A linearly polarized wave does not need to be along the horizontal or vertical axis. For instance, a wave with an E-field constrained to lie along the line shown in Figure 3 would also be linearly polarized.
Locus of E-field amplitudes for a linearly polarized wave at an angle. The E-field in Figure 3 could be described by equation 2.
The E-field now has an x- and y- component, equal in magnitude. One thing to notice about equation 2 is that the x- and y-components of the E-field are in phase - they both have the same magnitude and vary at the same rate. Circular Polarization Suppose now that the E-field of a plane wave was given by equation 3: In this case, the x- and y- components are 90 degrees out of phase.
The E-field in Figure 4 rotates in a circle. This type of field is described as a circularly polarized wave. To have circular polarization, the following criteria must be met: Criteria for Circular Polarization The E-field must have two orthogonal perpendicular components.
The E-field's orthogonal components must have equal magnitude. The orthogonal components must be 90 degrees out of phase. If the wave in Figure 4 is travelling out of the screen, the field is rotating in the counter-clockwise direction and is said to be Right Hand Circularly Polarized RHCP.
Elliptical Polarization If the E-field has two perpendicular components that are out of phase by 90 degrees but are not equal in magnitude, the field will end up Elliptically Polarized.
The locus of points that the tip of the E-field vector would assume is given in Figure 5. Tip of E-field for elliptical polarized wave of Eq. The field in Figure 5, travels in the counter-clockwise direction, and if travelling out of the screen would be Right Hand Elliptically Polarized.
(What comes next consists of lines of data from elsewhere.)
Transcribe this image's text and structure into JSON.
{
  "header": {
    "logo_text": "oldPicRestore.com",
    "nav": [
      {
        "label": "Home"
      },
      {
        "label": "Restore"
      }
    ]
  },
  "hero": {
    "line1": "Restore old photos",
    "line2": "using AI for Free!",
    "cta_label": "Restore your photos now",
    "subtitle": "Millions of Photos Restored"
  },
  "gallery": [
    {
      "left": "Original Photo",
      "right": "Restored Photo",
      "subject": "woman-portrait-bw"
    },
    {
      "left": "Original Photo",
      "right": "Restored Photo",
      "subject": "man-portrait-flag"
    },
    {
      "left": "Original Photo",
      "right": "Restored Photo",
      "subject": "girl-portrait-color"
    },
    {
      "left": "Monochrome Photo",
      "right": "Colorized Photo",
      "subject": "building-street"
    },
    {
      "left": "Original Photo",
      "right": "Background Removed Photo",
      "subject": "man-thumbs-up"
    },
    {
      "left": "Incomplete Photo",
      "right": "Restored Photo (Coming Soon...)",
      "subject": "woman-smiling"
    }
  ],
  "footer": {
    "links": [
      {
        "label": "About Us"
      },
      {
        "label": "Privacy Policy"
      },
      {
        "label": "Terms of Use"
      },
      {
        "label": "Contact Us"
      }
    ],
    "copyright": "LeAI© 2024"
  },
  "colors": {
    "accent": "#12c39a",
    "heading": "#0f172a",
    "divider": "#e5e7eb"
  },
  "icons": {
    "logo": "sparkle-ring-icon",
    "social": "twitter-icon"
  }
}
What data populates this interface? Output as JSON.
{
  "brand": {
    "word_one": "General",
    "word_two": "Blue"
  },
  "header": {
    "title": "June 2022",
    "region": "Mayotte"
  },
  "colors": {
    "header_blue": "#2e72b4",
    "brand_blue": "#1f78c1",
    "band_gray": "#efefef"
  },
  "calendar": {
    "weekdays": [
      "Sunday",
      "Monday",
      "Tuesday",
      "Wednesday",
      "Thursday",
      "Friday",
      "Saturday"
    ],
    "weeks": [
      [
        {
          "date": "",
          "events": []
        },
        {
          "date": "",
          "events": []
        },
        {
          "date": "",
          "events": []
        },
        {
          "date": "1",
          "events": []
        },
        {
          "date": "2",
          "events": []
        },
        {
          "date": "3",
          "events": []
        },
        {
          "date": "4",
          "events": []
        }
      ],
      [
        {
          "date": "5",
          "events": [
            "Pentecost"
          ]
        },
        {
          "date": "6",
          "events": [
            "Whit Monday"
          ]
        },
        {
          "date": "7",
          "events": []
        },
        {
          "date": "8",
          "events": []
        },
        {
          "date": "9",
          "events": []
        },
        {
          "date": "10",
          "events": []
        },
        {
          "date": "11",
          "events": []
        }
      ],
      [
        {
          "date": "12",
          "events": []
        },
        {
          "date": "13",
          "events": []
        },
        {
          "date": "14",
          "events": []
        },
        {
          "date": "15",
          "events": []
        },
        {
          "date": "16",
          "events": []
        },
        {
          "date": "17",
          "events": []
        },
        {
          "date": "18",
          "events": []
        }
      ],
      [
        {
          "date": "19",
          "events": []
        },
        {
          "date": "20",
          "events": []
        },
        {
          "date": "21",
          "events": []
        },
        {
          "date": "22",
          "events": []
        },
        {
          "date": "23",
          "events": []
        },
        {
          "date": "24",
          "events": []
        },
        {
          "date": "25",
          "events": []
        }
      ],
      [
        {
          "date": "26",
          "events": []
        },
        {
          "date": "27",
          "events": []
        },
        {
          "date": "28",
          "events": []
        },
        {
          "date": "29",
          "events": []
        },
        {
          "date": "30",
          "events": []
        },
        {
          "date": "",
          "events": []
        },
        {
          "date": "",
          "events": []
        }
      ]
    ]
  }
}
If the E-field vector was rotating in the opposite direction, the field would be Left Hand Elliptically Polarized. In addition, elliptical polarization can be defined by its axial ratio, which is the ratio of the major and minor axis amplitudes.The Wave Theory of Light The wave theory of light was the way we first understood light.
The theory was spread most significantly by Robert . Hams have been successful end-feeding resonant half wavelength antennas for decades.
Typically, a parallel tuned circuit is used at the end of the antenna with the feed line link coupled or tapped to the coil in the circuit. I found empirically that the impedance of this antenna is about to ohms when things are adjusted properly.
Transverse wave: Transverse wave, motion in which all points on a wave oscillate along paths at right angles to the direction of the wave’s advance. Surface ripples on water, seismic S (secondary) waves, and electromagnetic (e.g., radio and light) waves are examples of transverse waves.
A simple transverse wave . Elliott Wave Theory is named after Ralph Nelson Elliott (28 July – 15 January ). He was an American accountant and author. Inspired by the Dow Theory and by observations found throughout nature, Elliott concluded that the movement of the stock market could be predicted by observing and.
Let's ask Glenn Neely: Have you thought about creating an Elliott Wave software or NEoWave software? When asked about this topic in one of his recorded interviews, Glenn Neely said this: "I tried for years to get to the point where Wave Theory could be automated and mechanical.
The wave equation is an important second-order linear partial differential equation for the description of waves—as they occur in classical physics—such as mechanical waves (e.g.
water waves, sound waves and seismic waves) or light waves. It arises in fields like acoustics, electromagnetics, and fluid dynamics.. Historically, the problem of a vibrating string such as that of a musical.